One of the NHS’ most renowned chief executives is announcing her retirement this lunchtime, HSJ has learned.
Dame Marianne Griffiths, chief executive of University Hospitals Sussex Foundation Trust, was due to tell staff imminently.
She has been named HSJ’s chief executive of the year twice and guided Western Sussex Hospitals FT through a merger with the troubled Brighton and Sussex University Hospitals Trust.
She took over as chief of BSUH, in addition to Western Sussex, in 2017, and its Care Quality Commission rating has since been upgraded from “inadequate” to “good”. However, problems remain in Brighton, and the CQC made an unannounced inspection of its surgery and maternity services last month, following a letter from senior doctors to Dame Marianne which was leaked to HSJ.
The doctors warned some services were in an “extremely unsafe situation” with delays to the treatment of time-critical emergency and trauma cases, repeated cancellations of urgent surgery and staff who were burnt out and suffering from post-traumatic stress and depression.
HSJ understands the feedback from the CQC highlighted the staffing challenges faced by the trust.
In a letter to staff she said: “By the time I hang up my lanyard, I will have been chief executive of UHSussex and its predecessor organisations for almost 14 years. It has been, without doubt, the most rewarding chapter of my career by far – working alongside you all to improve the lives of the people we care for.
“There is never an ideal time for any of us to go. The job is never finished; there’s always more we can and must do.

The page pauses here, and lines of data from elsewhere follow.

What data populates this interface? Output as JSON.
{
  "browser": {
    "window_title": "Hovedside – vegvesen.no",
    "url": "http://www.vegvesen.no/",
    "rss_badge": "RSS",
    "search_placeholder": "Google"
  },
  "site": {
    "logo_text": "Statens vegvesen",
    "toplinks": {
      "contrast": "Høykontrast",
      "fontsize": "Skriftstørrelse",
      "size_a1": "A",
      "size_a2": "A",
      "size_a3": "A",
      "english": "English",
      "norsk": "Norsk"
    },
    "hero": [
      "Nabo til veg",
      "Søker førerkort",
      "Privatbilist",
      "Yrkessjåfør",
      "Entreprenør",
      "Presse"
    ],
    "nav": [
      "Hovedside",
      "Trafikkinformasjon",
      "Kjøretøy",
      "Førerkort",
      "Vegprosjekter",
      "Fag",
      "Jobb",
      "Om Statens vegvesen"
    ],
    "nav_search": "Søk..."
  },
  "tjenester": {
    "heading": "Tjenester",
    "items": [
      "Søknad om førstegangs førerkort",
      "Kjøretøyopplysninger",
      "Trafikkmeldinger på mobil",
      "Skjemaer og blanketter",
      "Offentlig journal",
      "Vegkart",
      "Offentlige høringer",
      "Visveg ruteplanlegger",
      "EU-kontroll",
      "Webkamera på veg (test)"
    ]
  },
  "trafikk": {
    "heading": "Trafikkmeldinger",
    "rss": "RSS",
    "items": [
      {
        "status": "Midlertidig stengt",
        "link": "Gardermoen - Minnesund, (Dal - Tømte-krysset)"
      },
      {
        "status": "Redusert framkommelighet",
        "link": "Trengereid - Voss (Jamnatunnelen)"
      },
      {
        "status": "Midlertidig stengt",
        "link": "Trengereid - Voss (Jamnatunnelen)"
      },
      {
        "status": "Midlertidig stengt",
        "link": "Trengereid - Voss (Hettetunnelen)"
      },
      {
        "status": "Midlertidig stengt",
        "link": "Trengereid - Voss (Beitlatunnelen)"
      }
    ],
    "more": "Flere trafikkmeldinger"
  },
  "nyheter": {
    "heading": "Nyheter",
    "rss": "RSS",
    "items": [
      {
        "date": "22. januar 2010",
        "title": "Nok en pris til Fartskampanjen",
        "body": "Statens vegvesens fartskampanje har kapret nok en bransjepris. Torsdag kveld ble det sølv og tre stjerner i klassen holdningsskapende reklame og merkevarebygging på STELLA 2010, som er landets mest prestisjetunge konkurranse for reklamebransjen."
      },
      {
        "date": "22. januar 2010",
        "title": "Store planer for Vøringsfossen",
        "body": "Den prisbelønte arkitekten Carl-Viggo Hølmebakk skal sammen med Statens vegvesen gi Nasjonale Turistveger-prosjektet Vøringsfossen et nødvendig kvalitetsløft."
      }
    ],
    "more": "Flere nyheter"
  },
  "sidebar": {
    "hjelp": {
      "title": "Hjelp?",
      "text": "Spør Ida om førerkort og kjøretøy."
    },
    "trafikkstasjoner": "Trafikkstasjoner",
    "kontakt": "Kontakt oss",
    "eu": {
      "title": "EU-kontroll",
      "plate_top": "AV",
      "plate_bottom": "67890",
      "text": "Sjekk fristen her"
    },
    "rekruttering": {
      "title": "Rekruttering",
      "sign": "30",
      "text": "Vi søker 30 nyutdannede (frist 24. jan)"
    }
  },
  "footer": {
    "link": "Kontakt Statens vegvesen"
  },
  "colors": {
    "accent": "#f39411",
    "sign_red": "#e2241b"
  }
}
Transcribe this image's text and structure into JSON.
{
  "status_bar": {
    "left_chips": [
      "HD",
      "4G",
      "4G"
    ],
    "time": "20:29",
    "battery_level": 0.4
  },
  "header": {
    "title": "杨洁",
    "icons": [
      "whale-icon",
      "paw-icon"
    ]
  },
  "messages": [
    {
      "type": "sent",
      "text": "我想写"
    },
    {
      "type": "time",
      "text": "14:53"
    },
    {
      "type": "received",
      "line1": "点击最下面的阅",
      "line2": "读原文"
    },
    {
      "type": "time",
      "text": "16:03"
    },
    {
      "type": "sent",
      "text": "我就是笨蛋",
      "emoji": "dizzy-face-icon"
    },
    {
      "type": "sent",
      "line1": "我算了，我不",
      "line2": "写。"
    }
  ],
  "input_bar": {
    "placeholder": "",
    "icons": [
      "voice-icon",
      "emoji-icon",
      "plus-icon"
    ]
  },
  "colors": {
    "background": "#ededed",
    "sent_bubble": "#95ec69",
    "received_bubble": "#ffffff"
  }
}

“However, writing this next chapter is a long-term job, so it’s better that we have in place someone who can steer it from start to finish rather than have me carry on and step aside halfway through.”
Dame Marianne will retire in June. She led Western Sussex through a period when it become one of a tiny number of acute hospitals to be rated “outstanding” before the merger last April.
However, the BSUH end of the combined trust has remained problematic. A major redevelopment of the Royal Sussex is understood to have soared past its original cost of £487m and is years behind schedule. It is difficult to disentangle performance at the former BSUH hospitals from Western Sussex, as most data is published on a trust-wide basis, but in August the trust saw just 63.6 per cent of type one A&E patients discharged, treated or admitted within four hours and had 22 12-hour “trolley waits”.
Nearly 100,000 people were waiting for treatment in July, with 18-week performance at 61 per cent and two specialties – neurosurgery and general surgery – recording performance in the 40 per cents.
There has also been opposition to a mooted merger of the tiny Queen Victoria Hospital FT with UHSussex. A majority in the QVH’s council of governors had called for a pause in progress towards the merger and doctors recently expressed no confidence in the QVH’s chief executive.
UHSussex chairman Alan McCarthy said: “Marianne would say that the success of our hospitals has been built on teamwork and the fantastic commitment and support of colleagues throughout the trust, but outstanding organisations have outstanding leaders and she is definitely one of them.”
The trust is expected to start the search for a successor immediately, with the aim of a handover period before Dame Marianne stands down.
Before joining West Sussex she was deputy chief executive of the South East Coast Strategic Health Authority, and previously chief of Kent and Medway Strategic Health Authority.
Meanwhile, HSJ understands Pete Landstrom, chief delivery and strategy officer at UHSussex, is to leave for a job in London and Denise Farmer, chief culture and organisational development officer, who had come out of retirement to help with the merger, is to step down. Neither departure is linked to the CQC inspection.